It is noteworthy that Liu Hui's approach and his use of terms such as *qiandu*, *yangma*, and *bie'nao* are not restricted to cubes only but are applicable to any rectangular prism or rectangular parallelepiped. In fact, Liu Hui used *lifang* (立方, a rectangular prism) in the Chinese text. When he needed to specify a cube, he would give the *lifang* three equal dimensions. Therefore, it is important that we make sense of Liu Hui's approach in the context of arbitrary rectangular prisms and treat a cube as a special case (Wagner, 1979; Ying, 2011; Li, 2002). In English translations, an arbitrary rectangular prism (or rectangular parallelepiped) is sometimes called a (rectangular) box or cuboid. For a mathematical puzzle, a cube is more appropriate in light of its rich symmetries. When a cube is used, Liu Hui's approach leads to one type of *qiandu*, one type of *yangma*, and two types of *bie'nao,* depending on the choice of the second diagonal cut. The two types of *bie'nao* are mirror images of each other. It is visually evident that two congruent *qiandu* make a cube (see **Figure 3**) and three congruent *yangma* also make a cube (see **Figure 4**). In the case of a cube, therefore, it is fairly easy to see that a *yangma* is one third of the cube volume. Given six *bie’nao*, if three of them are mirror images of the rest, one can also make a cube (see **Figure 5**). Thus, a *bie’nao* is one sixth of the cube volume. These relationships can also be explored visually using dynamic models.
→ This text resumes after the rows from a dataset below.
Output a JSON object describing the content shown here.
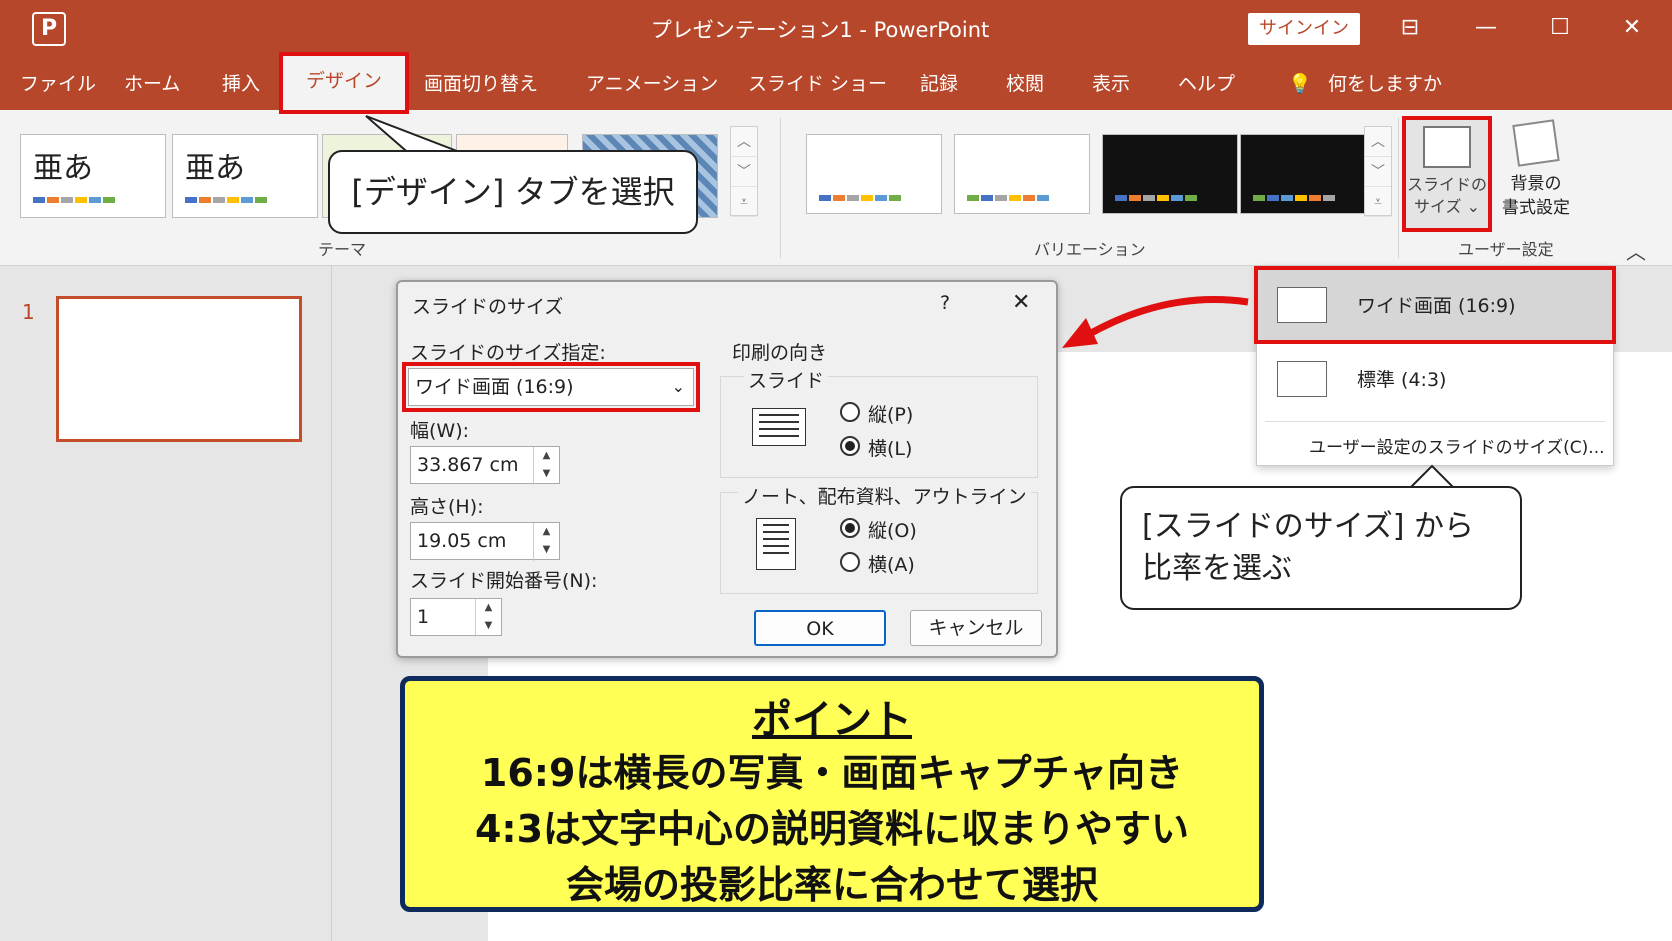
{
  "app": {
    "logo": "P",
    "title": "プレゼンテーション1 - PowerPoint",
    "signin": "サインイン"
  },
  "menu": [
    "ファイル",
    "ホーム",
    "挿入",
    "デザイン",
    "画面切り替え",
    "アニメーション",
    "スライド ショー",
    "記録",
    "校閲",
    "表示",
    "ヘルプ"
  ],
  "search_label": "何をしますか",
  "ribbon": {
    "theme_text": "亜あ",
    "themes_label": "テーマ",
    "variations_label": "バリエーション",
    "slide_size_label_1": "スライドの",
    "slide_size_label_2": "サイズ ⌄",
    "bg_format_label_1": "背景の",
    "bg_format_label_2": "書式設定",
    "user_settings_label": "ユーザー設定"
  },
  "thumbnail": {
    "number": "1"
  },
  "dialog": {
    "title": "スライドのサイズ",
    "help": "?",
    "close": "✕",
    "size_label": "スライドのサイズ指定:",
    "size_value": "ワイド画面 (16:9)",
    "width_label": "幅(W):",
    "width_value": "33.867 cm",
    "height_label": "高さ(H):",
    "height_value": "19.05 cm",
    "start_label": "スライド開始番号(N):",
    "start_value": "1",
    "orientation_label": "印刷の向き",
    "slides_label": "スライド",
    "portrait_p": "縦(P)",
    "landscape_l": "横(L)",
    "notes_label": "ノート、配布資料、アウトライン",
    "portrait_o": "縦(O)",
    "landscape_a": "横(A)",
    "ok": "OK",
    "cancel": "キャンセル"
  },
  "dropdown": {
    "wide": "ワイド画面 (16:9)",
    "standard": "標準 (4:3)",
    "custom": "ユーザー設定のスライドのサイズ(C)..."
  },
  "callouts": {
    "design_tab": "[デザイン] タブを選択",
    "size_line1": "[スライドのサイズ] から",
    "size_line2": "比率を選ぶ"
  },
  "point": {
    "title": "ポイント",
    "line1": "16:9は横長の写真・画面キャプチャ向き",
    "line2": "4:3は文字中心の説明資料に収まりやすい",
    "line3": "会場の投影比率に合わせて選択"
  },
  "colors": {
    "accent": "#b7472a",
    "highlight": "#e01010",
    "point_bg": "#ffff55",
    "point_border": "#0f2a5c"
  }
}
**Figure 3**. Two *qiandu* (triangular prisms) make a cube. To see the dissection from different perspectives, click then drag the image below.

**Figure 4**. Three *yangma* (triangular prisms) make a cube. To see the dissection from different perspectives, click then drag the image below.

**Figure 5**. Six *bie'nao* (triangular pyramids) make a cube after mirroring three of them. To see the dissection from different perspectives, click then drag the image below.

By contrast, an arbitrary rectangular prism is more complicated because it does not have all the symmetries of a cube. Consequently, Liu Hui's dissection leads to three types of *qiandu*, six types of *yangma*, and twelve types of *bie'nao* (with four right triangular faces), depending on the choice of both diagonals during the dissecting process. Three of the *yangma* are mirror images of the rest; six of the twelve *bie'nao *are mirror images of the rest (Shen, Crossley, & Lun, 1999, pp. 272-273). **Figure** **6** shows Liu Hui's dissection of an arbitrary rectangular prism, where the green piece is a *qiandu* (1/2 of the rectangular prism), the red piece is a *yangma* (1/3 of the rectangular prism), and the purple piece is a *bie'nao* (1/6 of the rectangular prism). **Figure** **7 **further shows three ways to dissect the same rectangular prism, each way yielding a distinct *qiandu*, *yangma*, and *bie'nao*. The three *yangma* in **Figure 7 **have distinct bases, and they can be assembled to form the original rectangular prism (**Figure 8**). Their mirror images also form the original rectangular prism in a different orientation. As can be seen, Liu Hui's approach seems to apply to all arbitrary rectangular prisms as well as to a cube.

**Figure 6.** Liu Hui's dissection of an arbitrary rectangular prism into a *quiandu* (green piece), a *yangma* (red piece), and a *bie'nao* (purple piece).

**Figure 7.** Three different dissections of an arbitrary rectangular prism that yield three distinct *quiandu,* *yangma,* and *bie'nao*. The blue pieces are *quiandu,* the red pieces *yangma,* and the green pieces *bie'nao*.

**Figure 8**. Three distinct *yangma* can be assembled into the original rectangular prism.

But, in the general case, does each *yangma* (rectangular pyramid) have the same volume? If so, what is that volume? Liu Hui did not answer these questions directly using the visual method in **Figure**** 8**, but instead set out to show that there is a 2-to-1 ratio between the volumes of a *yangma* and a *bie'nao*. Given that the *qiandu* has half the volume of the rectangular prism, this 2-to-1 ratio of the volume of the *yangma* to that of the *bie'nao* would then guarantee volumes of \({\frac{1}{2},} {\frac{1}{3},} \) and \({\frac{1}{6}}\) of the volume of the rectangular prism for, respectively, the *qiandu,* *yangma,* and *bie'nao.*